** YOUR GOAL **
Down to the last line, reproduce the data that follows, but skip the pictures.

** EXTRACTED DATA **
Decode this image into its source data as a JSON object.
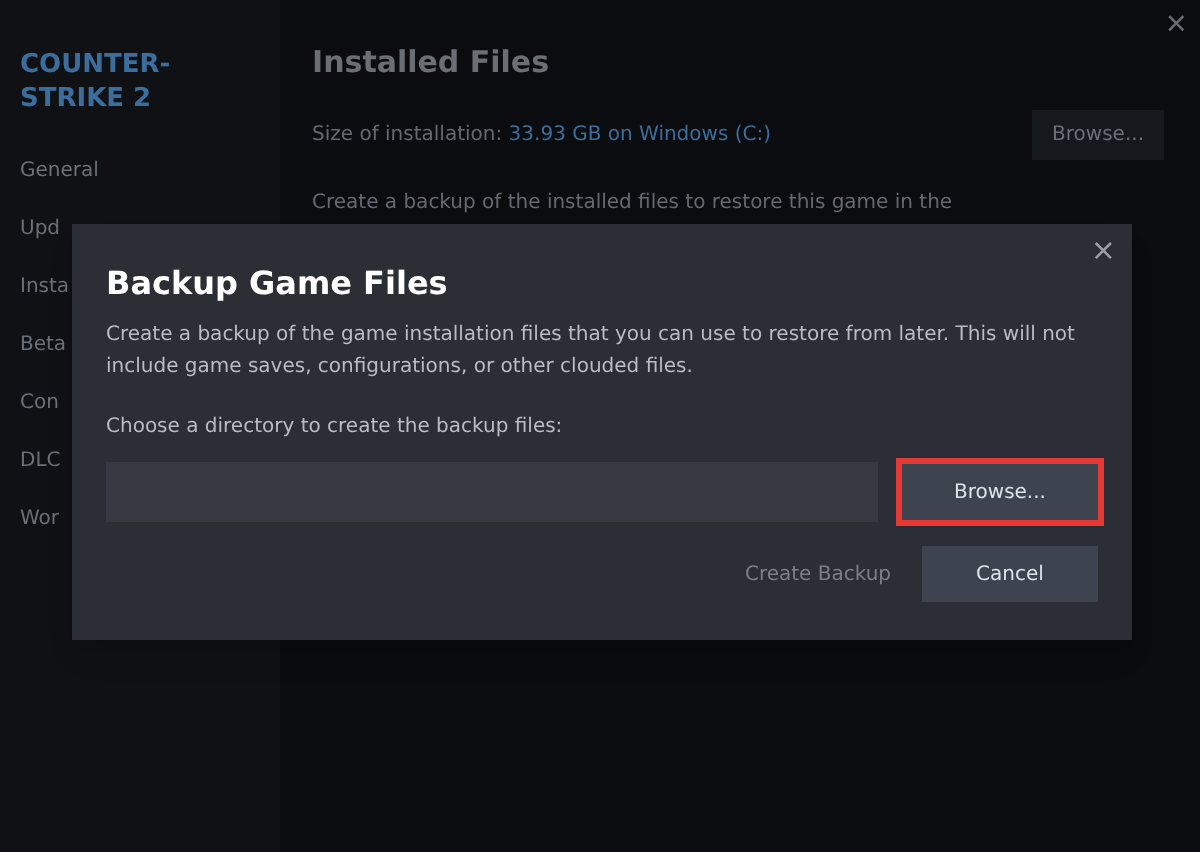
{
  "sidebar": {
    "title": "COUNTER-STRIKE 2",
    "items": [
      {
        "label": "General"
      },
      {
        "label": "Upd"
      },
      {
        "label": "Insta"
      },
      {
        "label": "Beta"
      },
      {
        "label": "Con"
      },
      {
        "label": "DLC"
      },
      {
        "label": "Wor"
      }
    ]
  },
  "main": {
    "title": "Installed Files",
    "size_label": "Size of installation:",
    "size_value": "33.93 GB on Windows (C:)",
    "browse": "Browse...",
    "backup_text": "Create a backup of the installed files to restore this game in the"
  },
  "window_close": "×",
  "dialog": {
    "title": "Backup Game Files",
    "close": "×",
    "description": "Create a backup of the game installation files that you can use to restore from later. This will not include game saves, configurations, or other clouded files.",
    "field_label": "Choose a directory to create the backup files:",
    "browse": {
      "label": "Browse...",
      "highlighted": true
    },
    "buttons": [
      {
        "label": "Create Backup",
        "disabled": true
      },
      {
        "label": "Cancel",
        "disabled": false
      }
    ]
  }
}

** SOLUTION TO THE EXERCISE **
Decode this image into its source data as a JSON object.
{
  "sidebar": {
    "title": "COUNTER-STRIKE 2",
    "items": [
      {
        "label": "General"
      },
      {
        "label": "Upd"
      },
      {
        "label": "Insta"
      },
      {
        "label": "Beta"
      },
      {
        "label": "Con"
      },
      {
        "label": "DLC"
      },
      {
        "label": "Wor"
      }
    ]
  },
  "main": {
    "title": "Installed Files",
    "size_label": "Size of installation:",
    "size_value": "33.93 GB on Windows (C:)",
    "browse": "Browse...",
    "backup_text": "Create a backup of the installed files to restore this game in the"
  },
  "window_close": "×",
  "dialog": {
    "title": "Backup Game Files",
    "close": "×",
    "description": "Create a backup of the game installation files that you can use to restore from later. This will not include game saves, configurations, or other clouded files.",
    "field_label": "Choose a directory to create the backup files:",
    "browse": {
      "label": "Browse...",
      "highlighted": true
    },
    "buttons": [
      {
        "label": "Create Backup",
        "disabled": true
      },
      {
        "label": "Cancel",
        "disabled": false
      }
    ]
  }
}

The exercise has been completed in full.